Locate every line in the records below that holds the word "Реакция" and return each one.
*** RECORDS PROVIDED ***
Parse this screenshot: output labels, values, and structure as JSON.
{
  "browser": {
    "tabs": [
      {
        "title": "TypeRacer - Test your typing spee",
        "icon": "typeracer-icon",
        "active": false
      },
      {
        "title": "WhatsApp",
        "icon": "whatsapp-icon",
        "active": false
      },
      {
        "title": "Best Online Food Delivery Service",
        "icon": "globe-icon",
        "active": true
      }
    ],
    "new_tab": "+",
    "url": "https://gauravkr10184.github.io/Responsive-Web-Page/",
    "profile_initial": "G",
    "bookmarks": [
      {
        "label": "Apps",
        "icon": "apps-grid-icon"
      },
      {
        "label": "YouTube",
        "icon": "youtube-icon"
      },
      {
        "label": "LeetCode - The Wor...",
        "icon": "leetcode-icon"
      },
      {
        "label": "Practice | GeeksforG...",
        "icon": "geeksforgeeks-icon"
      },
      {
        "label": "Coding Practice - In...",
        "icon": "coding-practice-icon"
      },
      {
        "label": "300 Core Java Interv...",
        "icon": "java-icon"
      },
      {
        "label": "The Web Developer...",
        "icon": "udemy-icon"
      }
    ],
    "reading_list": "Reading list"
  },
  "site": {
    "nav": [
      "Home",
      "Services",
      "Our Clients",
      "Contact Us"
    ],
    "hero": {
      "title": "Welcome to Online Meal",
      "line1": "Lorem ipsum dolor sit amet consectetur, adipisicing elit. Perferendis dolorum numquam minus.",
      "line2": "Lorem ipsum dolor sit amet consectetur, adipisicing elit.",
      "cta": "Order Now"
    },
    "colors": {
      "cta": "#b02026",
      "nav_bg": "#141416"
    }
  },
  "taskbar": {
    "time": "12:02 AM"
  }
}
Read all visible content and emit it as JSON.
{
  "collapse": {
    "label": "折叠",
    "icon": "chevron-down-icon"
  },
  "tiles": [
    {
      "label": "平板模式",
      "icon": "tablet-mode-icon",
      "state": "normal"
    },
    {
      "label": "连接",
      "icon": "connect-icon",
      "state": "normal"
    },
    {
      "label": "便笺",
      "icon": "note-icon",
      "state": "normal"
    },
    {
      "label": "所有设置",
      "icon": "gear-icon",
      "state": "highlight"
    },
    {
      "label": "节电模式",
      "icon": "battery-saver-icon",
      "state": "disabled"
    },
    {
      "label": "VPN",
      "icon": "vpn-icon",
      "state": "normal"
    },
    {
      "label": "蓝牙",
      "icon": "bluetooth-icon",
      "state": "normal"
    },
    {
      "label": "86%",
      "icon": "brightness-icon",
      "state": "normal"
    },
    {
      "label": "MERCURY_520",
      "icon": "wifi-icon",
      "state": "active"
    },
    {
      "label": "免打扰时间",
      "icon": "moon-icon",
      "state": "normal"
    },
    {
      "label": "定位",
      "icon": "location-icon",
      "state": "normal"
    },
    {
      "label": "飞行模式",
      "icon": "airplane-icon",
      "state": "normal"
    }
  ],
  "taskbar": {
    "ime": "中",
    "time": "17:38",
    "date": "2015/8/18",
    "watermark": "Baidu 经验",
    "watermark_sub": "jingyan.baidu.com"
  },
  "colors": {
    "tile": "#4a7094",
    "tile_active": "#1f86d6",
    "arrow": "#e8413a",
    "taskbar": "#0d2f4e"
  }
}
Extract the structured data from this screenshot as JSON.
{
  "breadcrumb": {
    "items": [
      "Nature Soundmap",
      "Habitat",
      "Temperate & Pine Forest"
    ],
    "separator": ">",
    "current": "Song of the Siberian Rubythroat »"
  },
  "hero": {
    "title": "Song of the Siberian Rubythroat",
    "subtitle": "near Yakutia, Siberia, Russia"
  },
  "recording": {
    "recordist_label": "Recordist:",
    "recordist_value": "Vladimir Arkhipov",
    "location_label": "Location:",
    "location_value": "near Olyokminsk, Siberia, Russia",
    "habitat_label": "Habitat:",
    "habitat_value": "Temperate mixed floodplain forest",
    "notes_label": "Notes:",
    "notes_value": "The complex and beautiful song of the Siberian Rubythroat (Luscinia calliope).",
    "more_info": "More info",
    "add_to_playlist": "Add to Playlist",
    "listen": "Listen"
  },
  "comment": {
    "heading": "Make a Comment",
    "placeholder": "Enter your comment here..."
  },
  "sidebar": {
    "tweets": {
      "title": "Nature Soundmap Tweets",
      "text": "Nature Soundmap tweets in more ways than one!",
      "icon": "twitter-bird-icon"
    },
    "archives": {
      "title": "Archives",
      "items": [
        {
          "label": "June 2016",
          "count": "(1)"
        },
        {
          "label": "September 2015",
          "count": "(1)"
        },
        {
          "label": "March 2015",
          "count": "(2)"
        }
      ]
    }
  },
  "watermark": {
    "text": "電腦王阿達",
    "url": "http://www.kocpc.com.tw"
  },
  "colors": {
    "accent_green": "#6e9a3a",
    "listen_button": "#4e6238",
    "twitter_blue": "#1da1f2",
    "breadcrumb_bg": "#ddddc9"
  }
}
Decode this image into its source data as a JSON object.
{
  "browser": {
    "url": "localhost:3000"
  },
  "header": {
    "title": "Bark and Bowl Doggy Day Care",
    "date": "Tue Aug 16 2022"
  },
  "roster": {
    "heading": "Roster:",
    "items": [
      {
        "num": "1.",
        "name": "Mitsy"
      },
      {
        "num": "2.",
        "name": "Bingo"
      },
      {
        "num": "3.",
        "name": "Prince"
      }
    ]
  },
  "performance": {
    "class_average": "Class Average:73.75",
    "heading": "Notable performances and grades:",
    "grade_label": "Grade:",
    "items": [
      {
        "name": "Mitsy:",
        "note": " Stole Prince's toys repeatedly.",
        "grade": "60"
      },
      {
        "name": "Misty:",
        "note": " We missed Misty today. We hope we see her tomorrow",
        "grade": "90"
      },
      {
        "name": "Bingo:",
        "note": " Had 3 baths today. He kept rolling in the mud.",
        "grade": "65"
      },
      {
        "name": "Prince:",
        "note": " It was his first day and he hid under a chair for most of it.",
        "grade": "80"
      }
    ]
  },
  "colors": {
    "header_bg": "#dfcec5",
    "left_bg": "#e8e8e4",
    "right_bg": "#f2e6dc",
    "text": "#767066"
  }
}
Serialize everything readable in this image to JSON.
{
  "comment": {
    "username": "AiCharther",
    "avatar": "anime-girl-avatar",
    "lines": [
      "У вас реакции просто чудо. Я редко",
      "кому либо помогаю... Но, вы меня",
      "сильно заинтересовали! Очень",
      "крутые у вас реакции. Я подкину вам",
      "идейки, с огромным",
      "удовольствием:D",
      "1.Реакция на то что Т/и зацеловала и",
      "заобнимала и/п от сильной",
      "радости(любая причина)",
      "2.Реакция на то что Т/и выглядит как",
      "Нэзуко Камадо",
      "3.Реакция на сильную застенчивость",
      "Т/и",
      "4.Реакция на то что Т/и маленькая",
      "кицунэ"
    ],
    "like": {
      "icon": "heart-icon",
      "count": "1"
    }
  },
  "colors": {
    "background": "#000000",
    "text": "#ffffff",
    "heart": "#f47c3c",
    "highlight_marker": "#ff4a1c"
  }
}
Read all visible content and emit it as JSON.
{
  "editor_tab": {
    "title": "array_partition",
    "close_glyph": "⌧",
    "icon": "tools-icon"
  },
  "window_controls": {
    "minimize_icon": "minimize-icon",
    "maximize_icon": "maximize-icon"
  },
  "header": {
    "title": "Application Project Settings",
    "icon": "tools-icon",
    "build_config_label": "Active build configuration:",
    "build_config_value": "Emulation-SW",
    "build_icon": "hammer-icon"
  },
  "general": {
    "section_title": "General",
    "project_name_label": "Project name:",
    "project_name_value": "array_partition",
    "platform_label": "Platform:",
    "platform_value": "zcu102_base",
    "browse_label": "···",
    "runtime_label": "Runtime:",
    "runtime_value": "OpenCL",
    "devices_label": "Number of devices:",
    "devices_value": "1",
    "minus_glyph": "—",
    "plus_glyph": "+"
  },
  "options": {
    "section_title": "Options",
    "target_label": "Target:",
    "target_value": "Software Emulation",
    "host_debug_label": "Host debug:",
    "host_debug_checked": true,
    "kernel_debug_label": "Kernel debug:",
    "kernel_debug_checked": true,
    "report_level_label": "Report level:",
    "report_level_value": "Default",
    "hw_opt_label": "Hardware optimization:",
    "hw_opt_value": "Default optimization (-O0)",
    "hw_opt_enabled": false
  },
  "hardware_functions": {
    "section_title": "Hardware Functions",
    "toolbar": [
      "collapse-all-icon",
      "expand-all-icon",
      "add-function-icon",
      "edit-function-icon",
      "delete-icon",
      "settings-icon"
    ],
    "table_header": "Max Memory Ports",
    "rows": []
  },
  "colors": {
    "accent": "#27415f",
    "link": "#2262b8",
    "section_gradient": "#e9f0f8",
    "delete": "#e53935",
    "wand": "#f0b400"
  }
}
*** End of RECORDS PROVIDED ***
§ WRITTEN SOLUTION
      "1.Реакция на то что Т/и зацеловала и",
      "2.Реакция на то что Т/и выглядит как",
      "3.Реакция на сильную застенчивость",
      "4.Реакция на то что Т/и маленькая",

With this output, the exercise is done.